“The cooperation between the Syrians and the Jordanians, and the acceptance that happened between each other, especially in the sport activities – the speaking and conversation that happened among this group was great, they started to speak with other classmates, breaking the barriers of fear” (Jordanian school teacher).
Today, on the International Day of Sport for Development and Peace, we recognize the unique role sport can play in strengthening resilience and social cohesion in the world’s most fragile communities. As Jacques Rogge, the United Nation Secretary General’s Special Envoy for Youth Refugees and Sport, and former President of the International Olympic Committee, said on his visit to Generations For Peace in Jordan: “Sport has the power to reach many people across the globe, and in essence, is a language understood by everyone. Sport can inspire peace and foster understanding and dialogue. Sport is a magnet for young people that can instill hope and be used to teach positive values and valuable life lessons.”

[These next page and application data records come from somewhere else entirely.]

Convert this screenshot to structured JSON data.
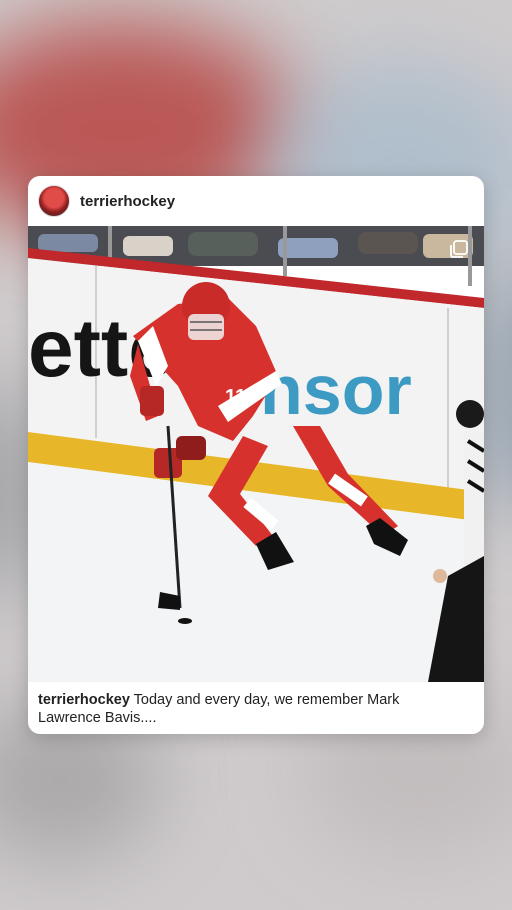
{
  "post": {
    "username": "terrierhockey",
    "caption_username": "terrierhockey",
    "caption_text": "Today and every day, we remember Mark Lawrence Bavis....",
    "board_text_left": "ette",
    "board_text_right": "nsor",
    "jersey_number": "11"
  },
  "icons": {
    "multi_photo": "multiple-photos-icon",
    "avatar": "profile-avatar"
  },
  "colors": {
    "jersey_red": "#d6312c",
    "board_yellow": "#e7b629",
    "sponsor_teal": "#3d9ac2"
  }
}
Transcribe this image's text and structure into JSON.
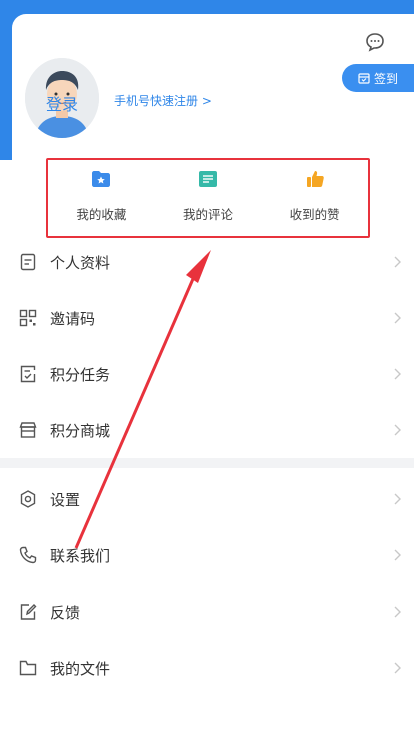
{
  "header": {
    "login_label": "登录",
    "register_label": "手机号快速注册 >",
    "signin_label": "签到"
  },
  "quick_actions": [
    {
      "label": "我的收藏",
      "icon": "favorites-folder-icon",
      "color": "#3b8bea"
    },
    {
      "label": "我的评论",
      "icon": "comment-card-icon",
      "color": "#35b9a8"
    },
    {
      "label": "收到的赞",
      "icon": "thumbs-up-icon",
      "color": "#f5a623"
    }
  ],
  "menu_group_1": [
    {
      "label": "个人资料",
      "icon": "document-icon"
    },
    {
      "label": "邀请码",
      "icon": "qr-code-icon"
    },
    {
      "label": "积分任务",
      "icon": "task-list-icon"
    },
    {
      "label": "积分商城",
      "icon": "store-icon"
    }
  ],
  "menu_group_2": [
    {
      "label": "设置",
      "icon": "settings-icon"
    },
    {
      "label": "联系我们",
      "icon": "phone-icon"
    },
    {
      "label": "反馈",
      "icon": "edit-icon"
    },
    {
      "label": "我的文件",
      "icon": "folder-icon"
    }
  ],
  "colors": {
    "brand_blue": "#2f86e8",
    "highlight_red": "#e8323c"
  }
}
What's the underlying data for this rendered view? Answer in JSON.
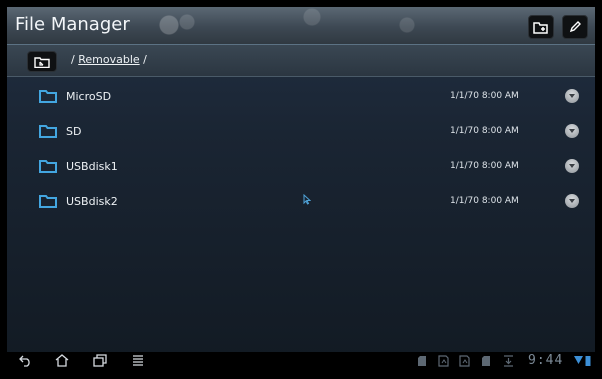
{
  "app": {
    "title": "File Manager"
  },
  "path": {
    "prefix": "/",
    "current": "Removable",
    "suffix": "/"
  },
  "files": [
    {
      "name": "MicroSD",
      "date": "1/1/70 8:00 AM"
    },
    {
      "name": "SD",
      "date": "1/1/70 8:00 AM"
    },
    {
      "name": "USBdisk1",
      "date": "1/1/70 8:00 AM"
    },
    {
      "name": "USBdisk2",
      "date": "1/1/70 8:00 AM"
    }
  ],
  "status": {
    "time": "9:44"
  },
  "icons": {
    "toolbar": [
      "new-folder-icon",
      "edit-icon"
    ],
    "path": [
      "up-folder-icon"
    ],
    "file": "folder-icon",
    "menu": "item-menu-icon",
    "nav": [
      "back-icon",
      "home-icon",
      "recent-apps-icon",
      "menu-icon"
    ],
    "status": [
      "sd-card-icon",
      "usb-icon",
      "usb-icon",
      "sd-card-icon",
      "download-icon",
      "wifi-icon",
      "battery-icon"
    ]
  },
  "colors": {
    "accent": "#4fa3d8",
    "folder": "#43a6e0"
  }
}
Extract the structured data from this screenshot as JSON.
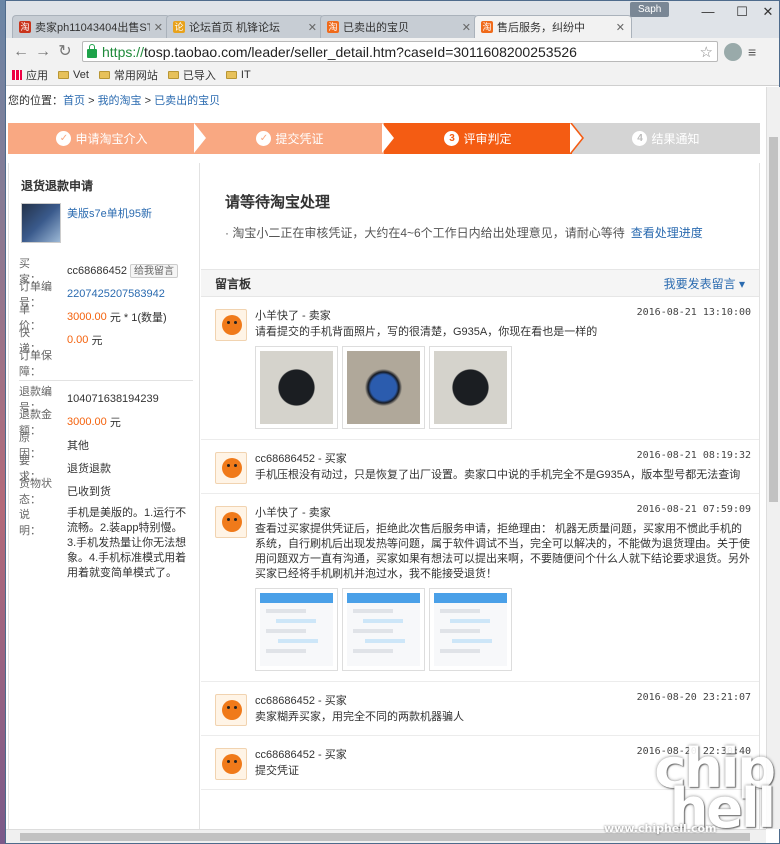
{
  "browser": {
    "tabs": [
      {
        "label": "卖家ph11043404出售ST",
        "favicon": "taobao-icon",
        "active": false
      },
      {
        "label": "论坛首页 机锋论坛",
        "favicon": "forum-icon",
        "active": false
      },
      {
        "label": "已卖出的宝贝",
        "favicon": "taobao-icon",
        "active": false
      },
      {
        "label": "售后服务，纠纷中",
        "favicon": "taobao-icon",
        "active": true
      }
    ],
    "profile": "Saph",
    "url_scheme": "https://",
    "url_rest": "tosp.taobao.com/leader/seller_detail.htm?caseId=3011608200253526",
    "bookmarks": [
      "应用",
      "Vet",
      "常用网站",
      "已导入",
      "IT"
    ]
  },
  "breadcrumb": {
    "prefix": "您的位置：",
    "items": [
      "首页",
      "我的淘宝",
      "已卖出的宝贝"
    ],
    "sep": ">"
  },
  "steps": [
    {
      "num": "✓",
      "label": "申请淘宝介入",
      "state": "done"
    },
    {
      "num": "✓",
      "label": "提交凭证",
      "state": "done"
    },
    {
      "num": "3",
      "label": "评审判定",
      "state": "current"
    },
    {
      "num": "4",
      "label": "结果通知",
      "state": "todo"
    }
  ],
  "sidebar": {
    "title": "退货退款申请",
    "product_name": "美版s7e单机95新",
    "buyer_label": "买　　家：",
    "buyer": "cc68686452",
    "msg_button": "给我留言",
    "order_label": "订单编号：",
    "order_no": "2207425207583942",
    "price_label": "单　　价：",
    "price": "3000.00",
    "price_suffix": "元 * 1(数量)",
    "ship_label": "快　　递：",
    "ship": "0.00",
    "ship_suffix": "元",
    "guarantee_label": "订单保障：",
    "refund_no_label": "退款编号：",
    "refund_no": "104071638194239",
    "refund_amt_label": "退款金额：",
    "refund_amt": "3000.00",
    "refund_amt_suffix": "元",
    "reason_label": "原　　因：",
    "reason": "其他",
    "request_label": "要　　求：",
    "request": "退货退款",
    "goods_label": "货物状态：",
    "goods": "已收到货",
    "desc_label": "说　　明：",
    "desc": "手机是美版的。1.运行不流畅。2.装app特别慢。3.手机发热量让你无法想象。4.手机标准模式用着用着就变简单模式了。"
  },
  "main": {
    "pending_title": "请等待淘宝处理",
    "pending_text": "· 淘宝小二正在审核凭证，大约在4~6个工作日内给出处理意见，请耐心等待",
    "pending_link": "查看处理进度",
    "board_title": "留言板",
    "board_post": "我要发表留言 ▾",
    "messages": [
      {
        "author": "小羊快了 - 卖家",
        "time": "2016-08-21 13:10:00",
        "text": "请看提交的手机背面照片，写的很清楚，G935A，你现在看也是一样的",
        "pics": [
          "phone-back",
          "phone-front",
          "phone-back"
        ]
      },
      {
        "author": "cc68686452 - 买家",
        "time": "2016-08-21 08:19:32",
        "text": "手机压根没有动过，只是恢复了出厂设置。卖家口中说的手机完全不是G935A，版本型号都无法查询",
        "pics": []
      },
      {
        "author": "小羊快了 - 卖家",
        "time": "2016-08-21 07:59:09",
        "text": "查看过买家提供凭证后，拒绝此次售后服务申请，拒绝理由： 机器无质量问题，买家用不惯此手机的系统，自行刷机后出现发热等问题，属于软件调试不当，完全可以解决的，不能做为退货理由。关于使用问题双方一直有沟通，买家如果有想法可以提出来啊，不要随便问个什么人就下结论要求退货。另外买家已经将手机刷机并泡过水，我不能接受退货！",
        "pics": [
          "chat",
          "chat",
          "chat"
        ]
      },
      {
        "author": "cc68686452 - 买家",
        "time": "2016-08-20 23:21:07",
        "text": "卖家糊弄买家，用完全不同的两款机器骗人",
        "pics": []
      },
      {
        "author": "cc68686452 - 买家",
        "time": "2016-08-20 22:30:40",
        "text": "提交凭证",
        "pics": []
      }
    ]
  },
  "watermark": {
    "text": "chip hell",
    "url": "www.chiphell.com"
  },
  "colors": {
    "accent": "#f45c13",
    "link": "#2b6bb0",
    "step_done": "#f9a882",
    "step_todo": "#d4d4d4"
  }
}
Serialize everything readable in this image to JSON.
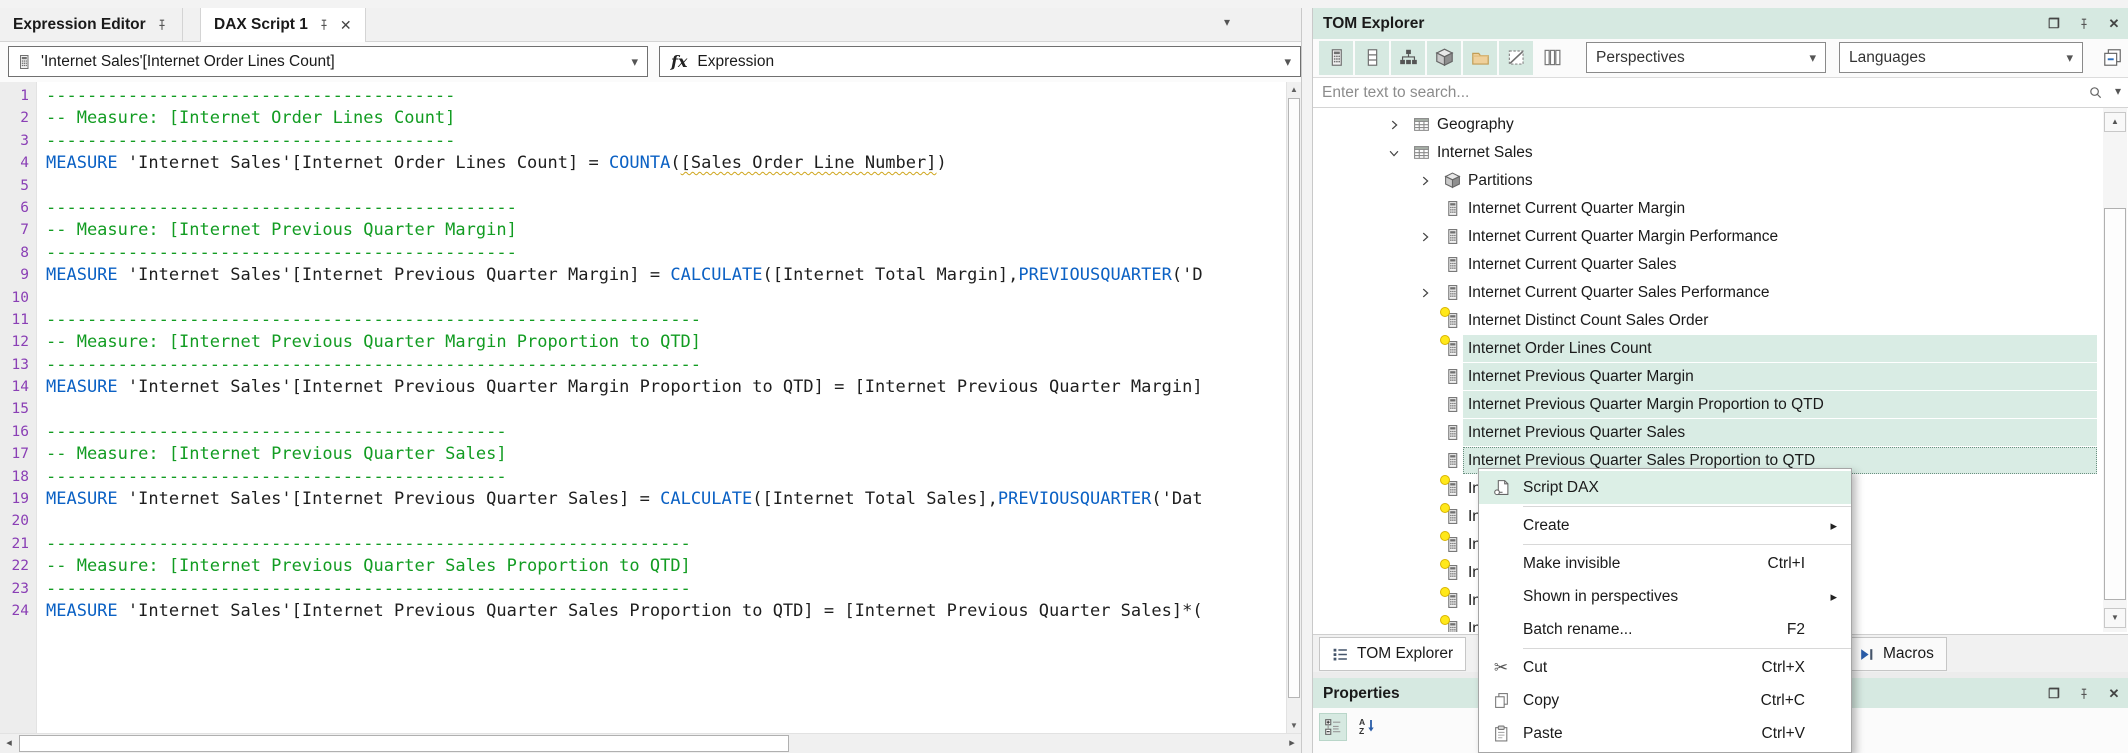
{
  "colors": {
    "accent_teal": "#d6e9e1",
    "selection_teal": "#d9ece4",
    "keyword_blue": "#0b61c4",
    "comment_green": "#129c22",
    "line_number_purple": "#8a3fb5",
    "badge_yellow": "#ffe81a"
  },
  "editor": {
    "tabs": [
      {
        "label": "Expression Editor"
      },
      {
        "label": "DAX Script 1"
      }
    ],
    "object_selector": "'Internet Sales'[Internet Order Lines Count]",
    "fx_glyph": "fx",
    "expression_selector": "Expression",
    "code_lines": [
      [
        [
          "c",
          "----------------------------------------"
        ]
      ],
      [
        [
          "c",
          "-- Measure: [Internet Order Lines Count]"
        ]
      ],
      [
        [
          "c",
          "----------------------------------------"
        ]
      ],
      [
        [
          "k",
          "MEASURE"
        ],
        [
          "p",
          " 'Internet Sales'[Internet Order Lines Count] = "
        ],
        [
          "k",
          "COUNTA"
        ],
        [
          "p",
          "("
        ],
        [
          "e",
          "[Sales Order Line Number]"
        ],
        [
          "p",
          ")"
        ]
      ],
      [],
      [
        [
          "c",
          "----------------------------------------------"
        ]
      ],
      [
        [
          "c",
          "-- Measure: [Internet Previous Quarter Margin]"
        ]
      ],
      [
        [
          "c",
          "----------------------------------------------"
        ]
      ],
      [
        [
          "k",
          "MEASURE"
        ],
        [
          "p",
          " 'Internet Sales'[Internet Previous Quarter Margin] = "
        ],
        [
          "k",
          "CALCULATE"
        ],
        [
          "p",
          "([Internet Total Margin],"
        ],
        [
          "k",
          "PREVIOUSQUARTER"
        ],
        [
          "p",
          "('D"
        ]
      ],
      [],
      [
        [
          "c",
          "----------------------------------------------------------------"
        ]
      ],
      [
        [
          "c",
          "-- Measure: [Internet Previous Quarter Margin Proportion to QTD]"
        ]
      ],
      [
        [
          "c",
          "----------------------------------------------------------------"
        ]
      ],
      [
        [
          "k",
          "MEASURE"
        ],
        [
          "p",
          " 'Internet Sales'[Internet Previous Quarter Margin Proportion to QTD] = [Internet Previous Quarter Margin]"
        ]
      ],
      [],
      [
        [
          "c",
          "---------------------------------------------"
        ]
      ],
      [
        [
          "c",
          "-- Measure: [Internet Previous Quarter Sales]"
        ]
      ],
      [
        [
          "c",
          "---------------------------------------------"
        ]
      ],
      [
        [
          "k",
          "MEASURE"
        ],
        [
          "p",
          " 'Internet Sales'[Internet Previous Quarter Sales] = "
        ],
        [
          "k",
          "CALCULATE"
        ],
        [
          "p",
          "([Internet Total Sales],"
        ],
        [
          "k",
          "PREVIOUSQUARTER"
        ],
        [
          "p",
          "('Dat"
        ]
      ],
      [],
      [
        [
          "c",
          "---------------------------------------------------------------"
        ]
      ],
      [
        [
          "c",
          "-- Measure: [Internet Previous Quarter Sales Proportion to QTD]"
        ]
      ],
      [
        [
          "c",
          "---------------------------------------------------------------"
        ]
      ],
      [
        [
          "k",
          "MEASURE"
        ],
        [
          "p",
          " 'Internet Sales'[Internet Previous Quarter Sales Proportion to QTD] = [Internet Previous Quarter Sales]*("
        ]
      ]
    ]
  },
  "tom": {
    "title": "TOM Explorer",
    "toolbar": {
      "toggles": [
        {
          "icon": "measure",
          "on": true
        },
        {
          "icon": "column",
          "on": true
        },
        {
          "icon": "hierarchy",
          "on": true
        },
        {
          "icon": "partition",
          "on": true
        },
        {
          "icon": "folder",
          "on": true
        },
        {
          "icon": "hidden-items",
          "on": true
        },
        {
          "icon": "columns-view",
          "on": false
        }
      ],
      "perspectives_label": "Perspectives",
      "languages_label": "Languages"
    },
    "search_placeholder": "Enter text to search...",
    "tree_items": [
      {
        "level": 1,
        "chevron": "collapsed",
        "icon": "table",
        "label": "Geography"
      },
      {
        "level": 1,
        "chevron": "expanded",
        "icon": "table",
        "label": "Internet Sales"
      },
      {
        "level": 2,
        "chevron": "collapsed",
        "icon": "partition",
        "label": "Partitions"
      },
      {
        "level": 2,
        "icon": "measure",
        "label": "Internet Current Quarter Margin"
      },
      {
        "level": 2,
        "chevron": "collapsed",
        "icon": "measure",
        "label": "Internet Current Quarter Margin Performance"
      },
      {
        "level": 2,
        "icon": "measure",
        "label": "Internet Current Quarter Sales"
      },
      {
        "level": 2,
        "chevron": "collapsed",
        "icon": "measure",
        "label": "Internet Current Quarter Sales Performance"
      },
      {
        "level": 2,
        "icon": "measure",
        "badge": true,
        "label": "Internet Distinct Count Sales Order"
      },
      {
        "level": 2,
        "icon": "measure",
        "badge": true,
        "label": "Internet Order Lines Count",
        "selected": true
      },
      {
        "level": 2,
        "icon": "measure",
        "label": "Internet Previous Quarter Margin",
        "selected": true
      },
      {
        "level": 2,
        "icon": "measure",
        "label": "Internet Previous Quarter Margin Proportion to QTD",
        "selected": true
      },
      {
        "level": 2,
        "icon": "measure",
        "label": "Internet Previous Quarter Sales",
        "selected": true
      },
      {
        "level": 2,
        "icon": "measure",
        "label": "Internet Previous Quarter Sales Proportion to QTD",
        "selected": true,
        "focused": true
      },
      {
        "level": 2,
        "icon": "measure",
        "badge": true,
        "label": "Int",
        "truncated": true
      },
      {
        "level": 2,
        "icon": "measure",
        "badge": true,
        "label": "Int",
        "truncated": true
      },
      {
        "level": 2,
        "icon": "measure",
        "badge": true,
        "label": "Int",
        "truncated": true
      },
      {
        "level": 2,
        "icon": "measure",
        "badge": true,
        "label": "Int",
        "truncated": true
      },
      {
        "level": 2,
        "icon": "measure",
        "badge": true,
        "label": "Int",
        "truncated": true
      },
      {
        "level": 2,
        "icon": "measure",
        "badge": true,
        "label": "Int",
        "truncated": true
      }
    ],
    "bottom_tabs": [
      {
        "icon": "tom-tab",
        "label": "TOM Explorer",
        "active": true
      },
      {
        "icon": "macros",
        "label": "Macros",
        "active": false
      }
    ]
  },
  "context_menu": {
    "items": [
      {
        "label": "Script DAX",
        "icon": "script",
        "highlighted": true
      },
      {
        "separator": true
      },
      {
        "label": "Create",
        "submenu": true
      },
      {
        "separator": true
      },
      {
        "label": "Make invisible",
        "shortcut": "Ctrl+I"
      },
      {
        "label": "Shown in perspectives",
        "submenu": true
      },
      {
        "label": "Batch rename...",
        "shortcut": "F2"
      },
      {
        "separator": true
      },
      {
        "label": "Cut",
        "icon": "cut",
        "shortcut": "Ctrl+X"
      },
      {
        "label": "Copy",
        "icon": "copy",
        "shortcut": "Ctrl+C"
      },
      {
        "label": "Paste",
        "icon": "paste",
        "shortcut": "Ctrl+V"
      }
    ]
  },
  "properties": {
    "title": "Properties"
  }
}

The work of Generations For Peace extends far beyond the Syrian Refugee Crisis, to many other communities around the world experiencing violent conflict and desperate displacement. Our volunteers are using Sport For Peace approaches, carefully adapted to local contexts and cultures, to support refugees, displaced people and host communities in northwest Pakistan, South Sudan and Yemen, and to promote deeper understanding and positive engagement between fragmented communities in northern Nigeria, Rwanda and post-conflict Sri Lanka. Through these programs we have seen the transformative power of sport as an innovative tool to engage meaningful youth participation in building peace.